Bethany Garretson, Cherry Valley-Springfield Central School class of 2004, and her climbing partner, Katie Rhodes of Norwich, climbed the peaks in seven days, four hours and 50 minutes. They were the first all-women team to speed climb the 46 unsupported, and also hold the third best time ever in the burgeoning climbing sport known as Fastest Known Time.
Garretson’s family is multi-generational in Cherry Valley, with farms and sports being the center of their lives. Her dad, Tom Garretson, is the longtime town supervisor. Her mom was the longtime girls soccer coach and nurse at CV-S; now retired, Amy Garretson serves on the school board.
Garretson said her background as a high school and college athlete, in soccer and basketball, and her lifestyle growing up in Cherry Valley helped her become a peak climber with an eye for FKTs.

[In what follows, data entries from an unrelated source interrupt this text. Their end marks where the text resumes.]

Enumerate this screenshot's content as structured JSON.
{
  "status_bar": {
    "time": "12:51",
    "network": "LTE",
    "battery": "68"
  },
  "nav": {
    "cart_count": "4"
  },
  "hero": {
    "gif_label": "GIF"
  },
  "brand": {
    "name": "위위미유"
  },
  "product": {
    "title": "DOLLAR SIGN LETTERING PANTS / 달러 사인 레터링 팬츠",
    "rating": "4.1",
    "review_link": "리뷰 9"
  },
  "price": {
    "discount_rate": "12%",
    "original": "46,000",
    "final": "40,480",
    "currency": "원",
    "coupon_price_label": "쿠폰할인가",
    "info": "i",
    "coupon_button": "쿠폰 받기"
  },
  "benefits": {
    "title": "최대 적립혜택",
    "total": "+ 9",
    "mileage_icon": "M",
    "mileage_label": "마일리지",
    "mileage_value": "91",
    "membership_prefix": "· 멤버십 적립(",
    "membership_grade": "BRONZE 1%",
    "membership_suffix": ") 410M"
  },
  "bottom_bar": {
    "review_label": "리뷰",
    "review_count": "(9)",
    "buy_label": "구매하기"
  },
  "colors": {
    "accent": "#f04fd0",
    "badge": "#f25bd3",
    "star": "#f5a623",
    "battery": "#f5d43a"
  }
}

“I continued to play soccer and basketball in college, and when I graduated in 2009, I thought, ‘wow, what am I going to do now?’,” said Garretson, who teaches environmental studies at her alma mater, Paul Smith’s College.

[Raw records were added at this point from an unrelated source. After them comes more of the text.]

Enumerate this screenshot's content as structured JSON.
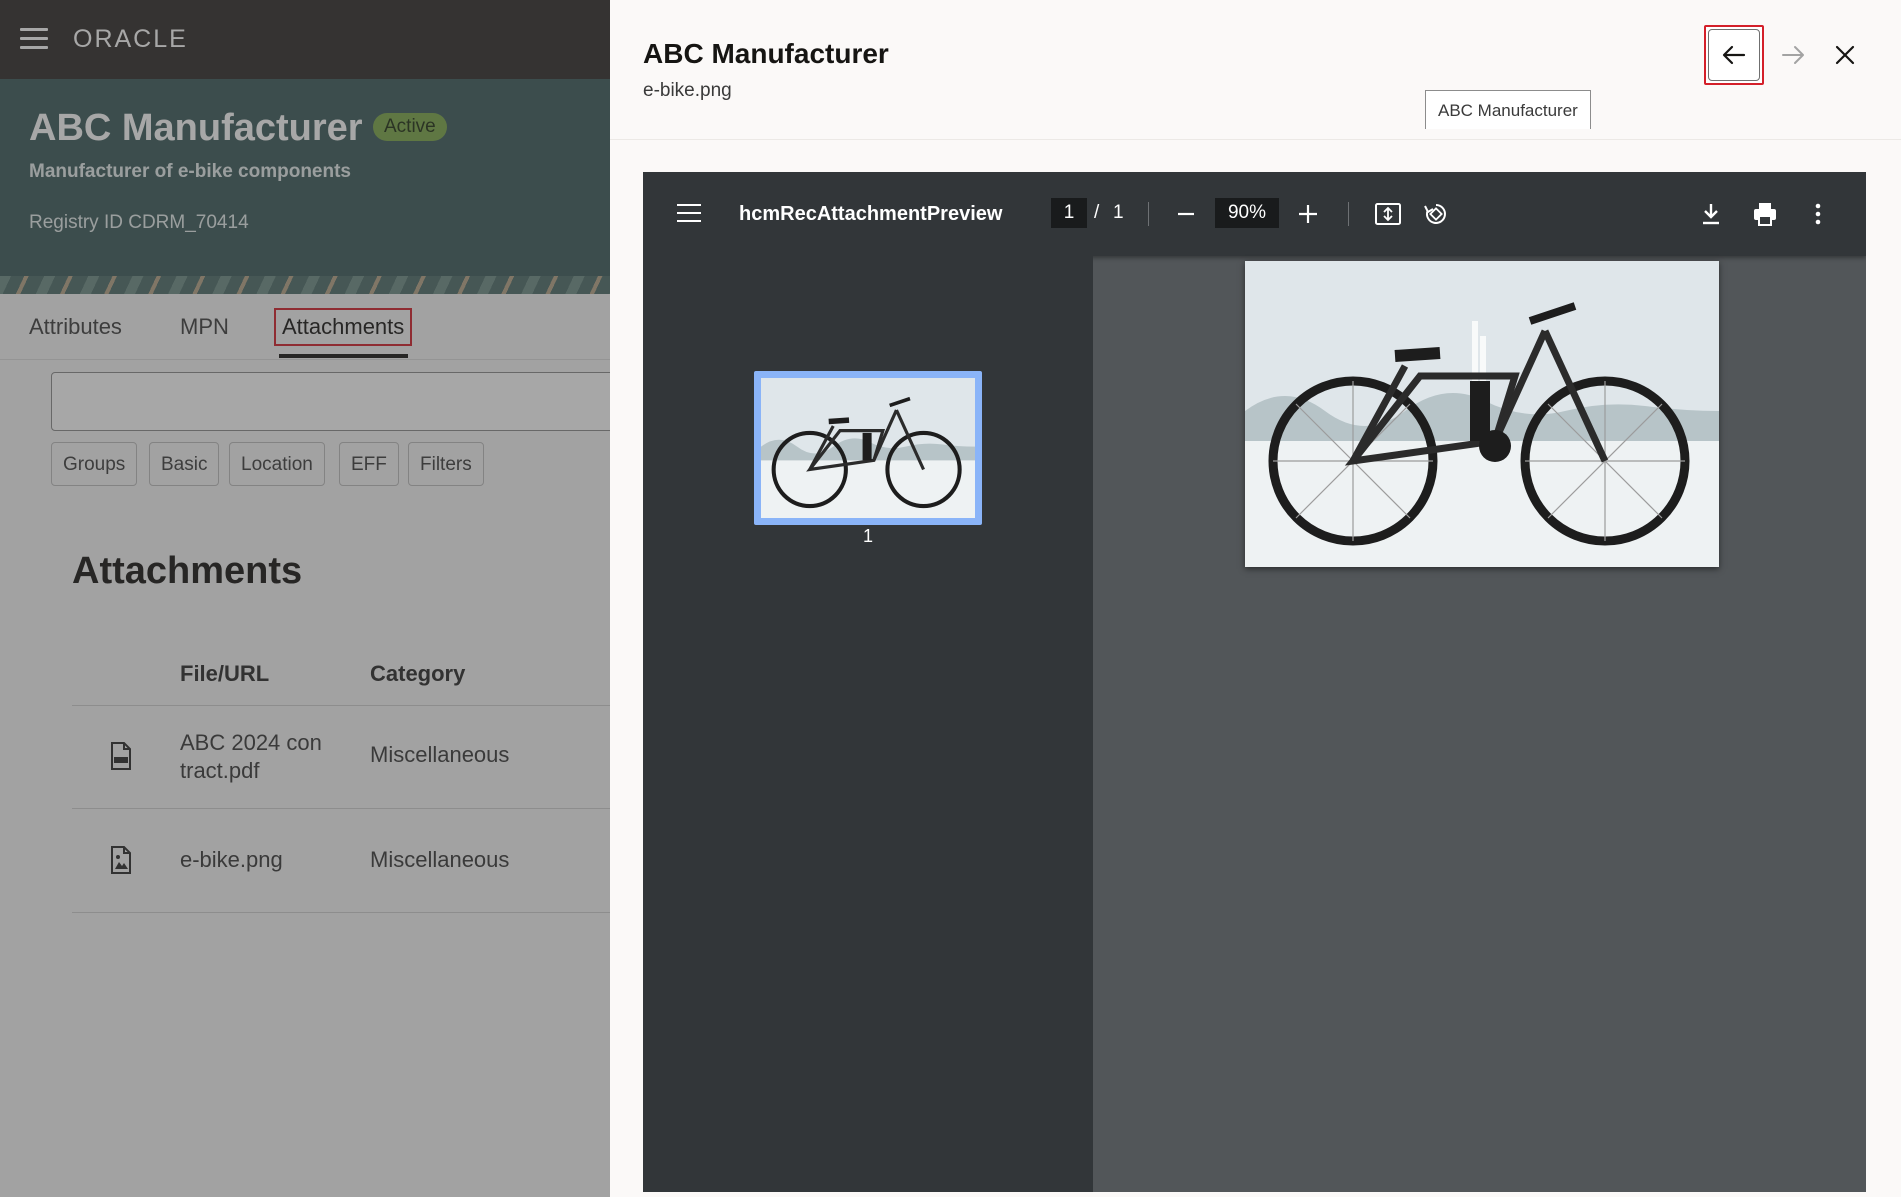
{
  "app": {
    "brand": "ORACLE"
  },
  "record": {
    "title": "ABC Manufacturer",
    "status": "Active",
    "subtitle": "Manufacturer of e-bike components",
    "registry": "Registry ID CDRM_70414"
  },
  "tabs": [
    {
      "label": "Attributes"
    },
    {
      "label": "MPN"
    },
    {
      "label": "Attachments",
      "selected": true
    }
  ],
  "filters": {
    "search_placeholder": "",
    "chips": [
      "Groups",
      "Basic",
      "Location",
      "EFF",
      "Filters"
    ]
  },
  "attachments": {
    "heading": "Attachments",
    "columns": [
      "File/URL",
      "Category"
    ],
    "rows": [
      {
        "file": "ABC 2024 con tract.pdf",
        "file_line1": "ABC 2024 con",
        "file_line2": "tract.pdf",
        "category": "Miscellaneous",
        "icon": "pdf-file-icon"
      },
      {
        "file": "e-bike.png",
        "category": "Miscellaneous",
        "icon": "image-file-icon"
      }
    ]
  },
  "drawer": {
    "title": "ABC Manufacturer",
    "subtitle": "e-bike.png",
    "tooltip": "ABC Manufacturer",
    "icons": [
      "arrow-left-icon",
      "arrow-right-icon",
      "close-icon"
    ]
  },
  "viewer": {
    "filename": "hcmRecAttachmentPreview",
    "page_current": "1",
    "page_separator": "/",
    "page_total": "1",
    "zoom": "90%",
    "thumbnail_label": "1",
    "icons": [
      "menu-icon",
      "minus-icon",
      "plus-icon",
      "fit-page-icon",
      "rotate-icon",
      "download-icon",
      "print-icon",
      "more-vertical-icon"
    ]
  },
  "colors": {
    "topbar": "#312d2a",
    "hero": "#3d5c5c",
    "active_badge": "#7ca84a",
    "highlight": "#d4202a",
    "viewer_toolbar": "#323639",
    "viewer_bg": "#525659",
    "thumb_selected": "#8ab4f8"
  }
}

“I was living in the Adirondacks. At first I heard about an iron man,” she continued, “but the iron man required a lot of money to get started.
“I loved to hike up here. It just became part of my lifestyle. I think that ties into growing up in Cherry Valley,” Garretson said. “I would walk everywhere. I would work on my family’s farm, then I would walk to my grandparents’ farm so I could work there.”
Garretson had hiked the 46 peaks multiple times and began writing about her journeys, she said, which in turn connected her with a larger hiking community, including Rhodes. They learned about the FKTs and decided to team up. Their goal had only been done a few times by tandems and had never been done by two women.
“Katie is everything I was looking for in a climbing partner,” Garretson said. “I knew I needed a partner who wanted it as much as I do.”
Garretson said she needed a partner experienced in back country rescue, with strong navigation skills and stronger mental toughness. Knowing the 46 peaks was a must, too.
Unsupported climbers carry about 30 pounds of gear, including their food, walking the peaks consecutively.
Once they studied the challenge, Garretson set a 30-day on-call window in September when she thought the upstate weather could be perfect for the endurance climb, with cool temperatures and no rain. They embarked Thursday, Sept. 10, and finished Thursday, Sept. 17, with only one storm, on day four.
The entire journey logged about 180 miles and 64,000 vertical feet, she said.
The duo also raised money for charity as part of their effort. Rhodes selected the American Foundation for Suicide Prevention and as of Thursday, Sept. 24, they had raised nearly $3,500.
Garretson said her goal next season is the Long Trail in Vermont and she will continued to do unsupported hikes, in search of getting FKTs.
“It is fun to be a pioneer,” she said. “You just don’t see as many women doing this, because of the overnights and because of the unsupported. I just love it. It has become my niche.”
Garretson said FKTs are an exercise fit for the coronavirus pandemic because, “races may be canceled, but this is something you can still do.”
And while Garretson said she hopes to inspire other women, she doesn’t have to look far from her family to know the effect she has had. Her cousin, Lauren Loucks, who played for her mom’s last championship team, in 2013, has become a 46er, too.
“She is 10 years younger than me, but we have been able to become close through hiking,” Garretson said. “That’s just the family I came from. We’re sports people.”